When playing live, the band presents more of a conversation between the musicians than an orchestrated event. Drummer Alan Camlet explained afterward: "When we play as a group, we’re having a conversation between us. The more honest that conversation is, the better you understand it and are moved by that conversation."

That said, sometimes the conversation seems more like an argument, particularly at the end of "Empty Pockets" and "Leave It Alone." Both songs are masterful, 60s-era pop bits that gel perfectly through climax, but they quickly decomposed at the Pianos show, leaving the audience grasping for the initial hook. That’s one fatal mistake that can easily kill the effectiveness of good pop music, but tonight, it was a forgivable sin.

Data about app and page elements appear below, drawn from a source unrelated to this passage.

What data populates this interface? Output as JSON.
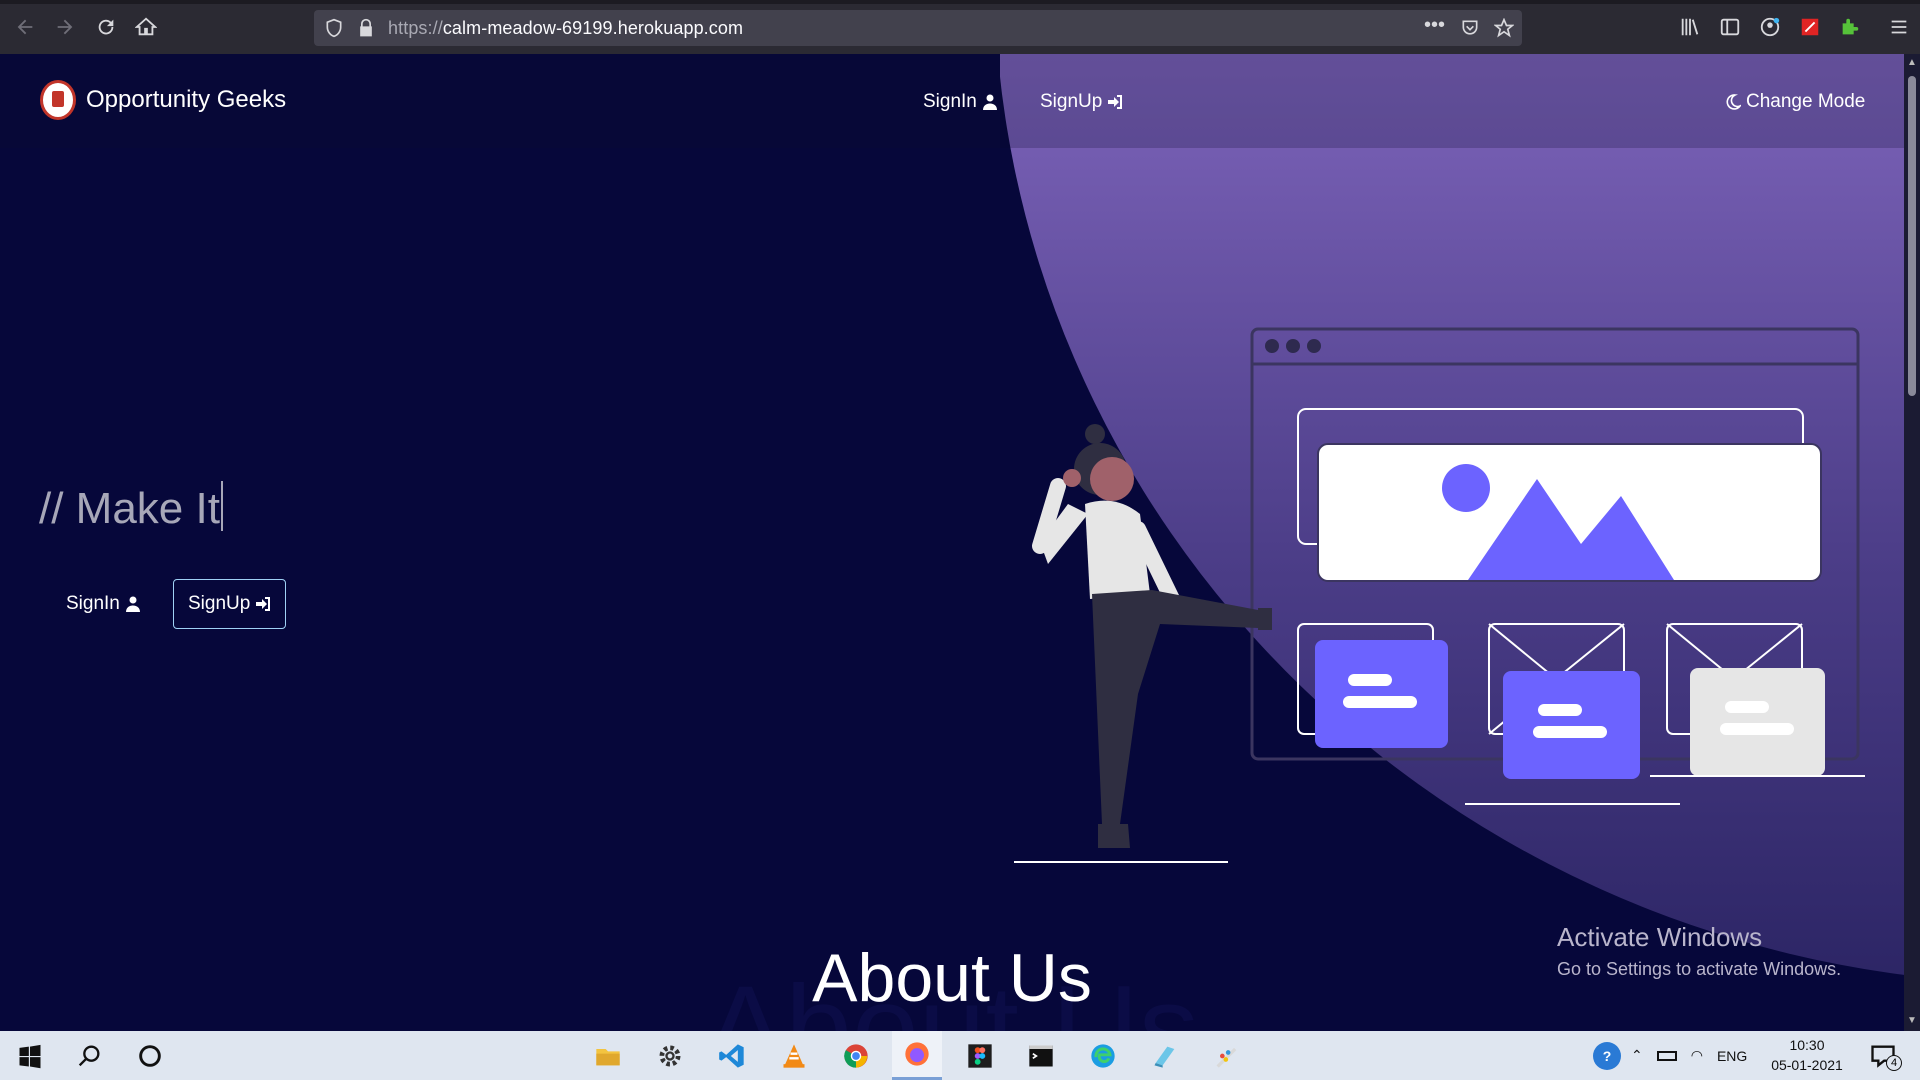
{
  "browser": {
    "url_scheme": "https://",
    "url_host": "calm-meadow-69199.herokuapp.com",
    "icons": [
      "back-icon",
      "forward-icon",
      "reload-icon",
      "home-icon",
      "shield-icon",
      "lock-icon",
      "more-icon",
      "pocket-icon",
      "star-icon",
      "library-icon",
      "sidebar-icon",
      "account-icon",
      "extension-red-icon",
      "puzzle-icon",
      "menu-icon"
    ]
  },
  "site": {
    "brand": "Opportunity Geeks",
    "nav": {
      "signin": "SignIn",
      "signup": "SignUp",
      "change_mode": "Change Mode"
    },
    "hero": {
      "typed_text": "// Make It",
      "signin_button": "SignIn",
      "signup_button": "SignUp"
    },
    "section_title": "About Us",
    "section_title_shadow": "About Us"
  },
  "watermark": {
    "title": "Activate Windows",
    "subtitle": "Go to Settings to activate Windows."
  },
  "taskbar": {
    "apps": [
      "windows-start-icon",
      "search-icon",
      "cortana-icon",
      "file-explorer-icon",
      "settings-icon",
      "vscode-icon",
      "vlc-icon",
      "chrome-icon",
      "firefox-icon",
      "figma-icon",
      "terminal-icon",
      "edge-icon",
      "app-icon",
      "paint-icon"
    ],
    "language": "ENG",
    "time": "10:30",
    "date": "05-01-2021",
    "notifications": "4"
  },
  "colors": {
    "page_bg": "#06073a",
    "accent_purple": "#6c63ff",
    "blob_top": "#a58ce0"
  }
}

In the coming months, the band will be playing a lot to support the new album. Don’t expect The Endless Summer at every performance, but do count on the Sewer Doves picking up where acts like Matthew Sweet and the Strokes have fumbled.

- Kevin Montgomery


Subterranean Boogie (EP - 2002)
The Big Stink (EP - 2001)
I dunno, I duncare (Ep, 2001)
SewerDoves have songs on and
Our song, Necessary Contact, was the featured song on 4/15/03.


Feeling a bit camera shy


There's no story to SewerDoves. We are what we are, kids who want to play nice, gentle anti-rock for the rest of our lives in front of giant audiences without giving up our beloved 9-5 Jobs. We want to make buttloads of money and drive expensive Lexus' while our wives take the SUV's that guzzle gallons and gallons of gas to the grocery store with the kids. We love the system and adhere to all of it's rules. We think Avril Lavigne is God's Gift to the Industry. We think that everything anesthetized and sterile is the back bone of this great country of ours. We think that war is poetic and that oil is the savior of the masses. We think that Saddam Hussein is the Devil and George Bush the Second Coming. We think that this whole story of our band is a crock of...

In November, 2004, they are moving west and will be seen and heard in the LA area playing their spastic mayhem.